Tester has now joined several thousand other consumers and health professionals who have written to the FDA in opposition to the 2010 petition from the Corn Refiners Association (CRA) to rename HFCS.
As I have been reporting on here at Food Identity Theft, the FDA docket (which posts submitted comments and documents), for this CRA petition was stuck at 127 public submissions for the longest time.
Then, at the end of October, after sending numerous e-mails to my FDA contact, I was told there had been over 3,398 comments submitted. At that same time, the number of posted comments started rising. Currently, the FDA finally got around to posting 411 public submissions, the vast majority of which are flat out against the name change. The following postings are typical of some of the latest online at the FDA:
“The tricky idea set forth by the corn refiners is a sham out to trick the American public into thinking HFCS is good, or just confusing the general population. The FDA needs to act in best interest of the people of the US, not the corporations of the US. The FDA needs to stand up and do their job and protect the people of the US…. “
“Studies show that despite the commercials sponsored by the corn industry, HFCS is not the same as sugar, and it should therefore not have the same name.”

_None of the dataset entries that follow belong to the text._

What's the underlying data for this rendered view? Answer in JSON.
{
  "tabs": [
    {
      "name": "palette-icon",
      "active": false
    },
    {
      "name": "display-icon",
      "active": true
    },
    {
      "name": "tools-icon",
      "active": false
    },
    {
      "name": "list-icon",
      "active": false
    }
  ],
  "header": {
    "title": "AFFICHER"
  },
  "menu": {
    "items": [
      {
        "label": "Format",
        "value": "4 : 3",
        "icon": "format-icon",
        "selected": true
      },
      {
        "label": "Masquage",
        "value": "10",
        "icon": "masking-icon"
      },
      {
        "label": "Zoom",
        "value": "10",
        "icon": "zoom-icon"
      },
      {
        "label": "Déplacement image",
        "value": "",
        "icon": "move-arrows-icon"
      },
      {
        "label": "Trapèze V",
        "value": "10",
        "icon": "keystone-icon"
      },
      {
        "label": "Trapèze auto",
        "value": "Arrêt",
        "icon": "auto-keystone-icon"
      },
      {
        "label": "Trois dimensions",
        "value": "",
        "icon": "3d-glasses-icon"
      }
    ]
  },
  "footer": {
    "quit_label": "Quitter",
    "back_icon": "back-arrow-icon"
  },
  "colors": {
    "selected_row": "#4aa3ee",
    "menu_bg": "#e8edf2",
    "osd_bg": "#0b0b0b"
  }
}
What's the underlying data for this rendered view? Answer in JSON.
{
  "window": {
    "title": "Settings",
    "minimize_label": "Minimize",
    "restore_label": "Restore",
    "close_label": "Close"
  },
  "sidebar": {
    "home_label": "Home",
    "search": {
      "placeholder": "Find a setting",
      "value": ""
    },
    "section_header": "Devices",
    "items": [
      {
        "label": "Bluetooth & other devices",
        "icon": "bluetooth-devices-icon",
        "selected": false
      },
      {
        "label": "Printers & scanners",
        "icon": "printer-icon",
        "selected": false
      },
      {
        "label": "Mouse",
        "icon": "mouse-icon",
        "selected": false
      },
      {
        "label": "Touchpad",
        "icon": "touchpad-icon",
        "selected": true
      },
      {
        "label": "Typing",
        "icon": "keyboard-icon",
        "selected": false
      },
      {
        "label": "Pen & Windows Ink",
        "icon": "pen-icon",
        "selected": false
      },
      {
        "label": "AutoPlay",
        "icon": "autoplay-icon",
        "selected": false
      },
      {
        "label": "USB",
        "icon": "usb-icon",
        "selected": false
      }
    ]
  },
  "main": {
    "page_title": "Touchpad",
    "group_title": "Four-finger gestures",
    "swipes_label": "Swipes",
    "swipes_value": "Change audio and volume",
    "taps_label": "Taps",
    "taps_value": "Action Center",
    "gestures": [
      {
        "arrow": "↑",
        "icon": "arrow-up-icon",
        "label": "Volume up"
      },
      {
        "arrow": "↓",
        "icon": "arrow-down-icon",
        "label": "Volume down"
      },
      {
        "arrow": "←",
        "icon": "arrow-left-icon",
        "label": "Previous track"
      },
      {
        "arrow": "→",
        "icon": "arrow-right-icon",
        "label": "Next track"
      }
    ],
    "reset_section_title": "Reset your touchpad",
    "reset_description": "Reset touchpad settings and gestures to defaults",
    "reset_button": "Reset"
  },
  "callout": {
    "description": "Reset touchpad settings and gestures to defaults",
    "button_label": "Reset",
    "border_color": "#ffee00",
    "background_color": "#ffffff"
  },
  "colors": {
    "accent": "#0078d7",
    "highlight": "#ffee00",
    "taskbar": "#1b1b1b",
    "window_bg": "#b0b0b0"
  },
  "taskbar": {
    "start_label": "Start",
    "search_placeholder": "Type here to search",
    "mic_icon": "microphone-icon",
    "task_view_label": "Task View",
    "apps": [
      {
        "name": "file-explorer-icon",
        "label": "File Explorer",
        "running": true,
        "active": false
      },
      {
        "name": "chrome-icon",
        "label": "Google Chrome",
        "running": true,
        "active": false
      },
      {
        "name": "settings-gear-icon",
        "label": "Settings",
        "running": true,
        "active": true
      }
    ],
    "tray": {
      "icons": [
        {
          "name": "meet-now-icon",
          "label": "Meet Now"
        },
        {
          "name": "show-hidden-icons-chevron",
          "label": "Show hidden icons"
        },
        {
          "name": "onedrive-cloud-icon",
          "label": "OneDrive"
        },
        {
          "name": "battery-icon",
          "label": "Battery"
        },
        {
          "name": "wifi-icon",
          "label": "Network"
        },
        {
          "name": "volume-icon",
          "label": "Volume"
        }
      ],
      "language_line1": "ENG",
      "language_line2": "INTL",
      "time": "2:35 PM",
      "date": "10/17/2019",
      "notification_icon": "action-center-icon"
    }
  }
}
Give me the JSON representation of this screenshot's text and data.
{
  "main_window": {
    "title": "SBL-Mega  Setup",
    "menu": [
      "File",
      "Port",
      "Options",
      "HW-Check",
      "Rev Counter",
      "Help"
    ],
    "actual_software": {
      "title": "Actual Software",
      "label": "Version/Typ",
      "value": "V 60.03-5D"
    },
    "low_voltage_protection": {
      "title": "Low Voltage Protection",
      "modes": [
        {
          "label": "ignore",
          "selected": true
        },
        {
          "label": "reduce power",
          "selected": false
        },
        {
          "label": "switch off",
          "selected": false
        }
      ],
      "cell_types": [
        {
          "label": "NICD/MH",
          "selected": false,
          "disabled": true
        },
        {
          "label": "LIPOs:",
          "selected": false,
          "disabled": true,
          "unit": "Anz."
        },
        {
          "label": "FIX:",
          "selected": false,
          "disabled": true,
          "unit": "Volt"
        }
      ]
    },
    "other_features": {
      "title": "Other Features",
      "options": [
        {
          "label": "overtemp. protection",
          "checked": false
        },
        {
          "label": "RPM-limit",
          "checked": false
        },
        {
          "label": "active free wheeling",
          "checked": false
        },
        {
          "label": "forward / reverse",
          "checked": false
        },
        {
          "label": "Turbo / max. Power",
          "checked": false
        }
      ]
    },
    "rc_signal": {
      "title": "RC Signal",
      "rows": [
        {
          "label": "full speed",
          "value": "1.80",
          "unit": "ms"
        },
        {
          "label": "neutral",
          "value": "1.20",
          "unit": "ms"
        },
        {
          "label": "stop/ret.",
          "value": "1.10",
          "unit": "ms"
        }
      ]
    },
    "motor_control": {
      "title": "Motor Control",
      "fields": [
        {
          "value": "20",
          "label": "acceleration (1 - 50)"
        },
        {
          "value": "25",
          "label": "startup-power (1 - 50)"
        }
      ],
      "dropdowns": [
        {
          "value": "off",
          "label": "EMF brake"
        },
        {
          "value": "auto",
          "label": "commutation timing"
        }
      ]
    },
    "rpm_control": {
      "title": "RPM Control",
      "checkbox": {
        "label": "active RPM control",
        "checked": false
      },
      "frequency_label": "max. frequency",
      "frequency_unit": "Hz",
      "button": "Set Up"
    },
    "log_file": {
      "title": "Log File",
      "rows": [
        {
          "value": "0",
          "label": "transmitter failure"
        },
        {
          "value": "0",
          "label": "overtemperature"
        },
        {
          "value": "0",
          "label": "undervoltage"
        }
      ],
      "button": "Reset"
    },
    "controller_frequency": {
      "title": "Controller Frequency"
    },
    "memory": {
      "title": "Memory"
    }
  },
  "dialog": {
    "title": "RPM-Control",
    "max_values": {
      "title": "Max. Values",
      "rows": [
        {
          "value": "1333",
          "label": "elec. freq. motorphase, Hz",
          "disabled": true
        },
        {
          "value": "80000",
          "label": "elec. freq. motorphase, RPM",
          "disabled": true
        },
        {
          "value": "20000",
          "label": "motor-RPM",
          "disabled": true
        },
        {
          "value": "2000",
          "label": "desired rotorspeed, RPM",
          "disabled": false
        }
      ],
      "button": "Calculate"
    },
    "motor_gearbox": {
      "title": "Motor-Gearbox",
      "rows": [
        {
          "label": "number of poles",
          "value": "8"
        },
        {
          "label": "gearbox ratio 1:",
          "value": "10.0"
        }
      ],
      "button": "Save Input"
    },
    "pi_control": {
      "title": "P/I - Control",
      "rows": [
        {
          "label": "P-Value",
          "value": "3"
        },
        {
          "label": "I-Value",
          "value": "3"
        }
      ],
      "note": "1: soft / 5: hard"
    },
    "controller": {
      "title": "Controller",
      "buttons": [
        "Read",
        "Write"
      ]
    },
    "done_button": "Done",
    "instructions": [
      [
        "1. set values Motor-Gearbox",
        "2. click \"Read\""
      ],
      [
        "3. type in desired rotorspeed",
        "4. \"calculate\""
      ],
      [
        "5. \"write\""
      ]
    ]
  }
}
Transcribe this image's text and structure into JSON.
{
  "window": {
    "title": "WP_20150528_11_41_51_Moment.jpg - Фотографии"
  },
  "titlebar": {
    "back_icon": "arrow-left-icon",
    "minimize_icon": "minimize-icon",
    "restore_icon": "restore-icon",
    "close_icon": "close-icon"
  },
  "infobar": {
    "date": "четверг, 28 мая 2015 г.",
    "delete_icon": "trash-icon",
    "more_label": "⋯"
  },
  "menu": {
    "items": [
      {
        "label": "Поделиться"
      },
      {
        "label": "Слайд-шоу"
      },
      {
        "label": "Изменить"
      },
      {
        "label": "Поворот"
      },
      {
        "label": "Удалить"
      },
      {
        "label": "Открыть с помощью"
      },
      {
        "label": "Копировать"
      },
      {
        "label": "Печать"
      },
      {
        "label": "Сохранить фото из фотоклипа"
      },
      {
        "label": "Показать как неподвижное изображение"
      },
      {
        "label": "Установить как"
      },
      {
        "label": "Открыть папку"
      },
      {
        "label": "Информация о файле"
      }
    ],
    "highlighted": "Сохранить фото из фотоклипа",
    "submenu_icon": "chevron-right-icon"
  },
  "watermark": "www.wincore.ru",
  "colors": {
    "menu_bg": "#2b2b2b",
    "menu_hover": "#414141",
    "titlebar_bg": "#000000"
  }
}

To those who know what the CRA is attempting to do, it’s obvious that this is nothing more than a marketing scam, Many who don’t, however, would probably have no idea what the term“corn sugar” really means, even if they’re trying to avoid HFCS.
Health risk of name change also stressed
In a recent survey conducted by the Sugar Association, half of the folks who were asked didn’t realize that a label showing “corn sugar” could contain HFCS. The survey also pointed out that such a name change could pose life-threatening risks to people with fructose intolerance and endanger those with fructose malabsorption.
That particular danger was emphasized in one of the comments I saw at the FDA docket:
“My daughter is fructose intolerant and cannot in any way, shape, or form have high fructose corn syrup. To change the labeling to corn sugar is misleading. There are thousands upon thousands of people against the use of high fructose corn syrup in foods. Why do you think so many manufacturers are now taking it OUT of their foods. If my daughter had not been diagnosed when she was she could have gone into organ failure and died. I am sick and tired of the Corn Growers Association thinking they can get away with telling half truths about high fructose corn syrup.”
Meanwhile, the Corn Refiners Association, not wanting to miss a media minute in which to deliver their “corn sugar” spiel, responded almost immediately, calling the report a “shopping mall survey” that is misleading consumers. Now, as it happens, the CRA did its own little survey a while back, which I reported on in an October blog. This particular “study” measured responses to both the “corn sugar” moniker and two other made-up names, and came to some interesting conclusions, one of which is that when the people being surveyed were given an actual definition of HFCS, over 30 percent said the best name for it is what it is called now – high fructose corn syrup!
Be sure to give the FDA your opinion on this HFCS name game by clicking here.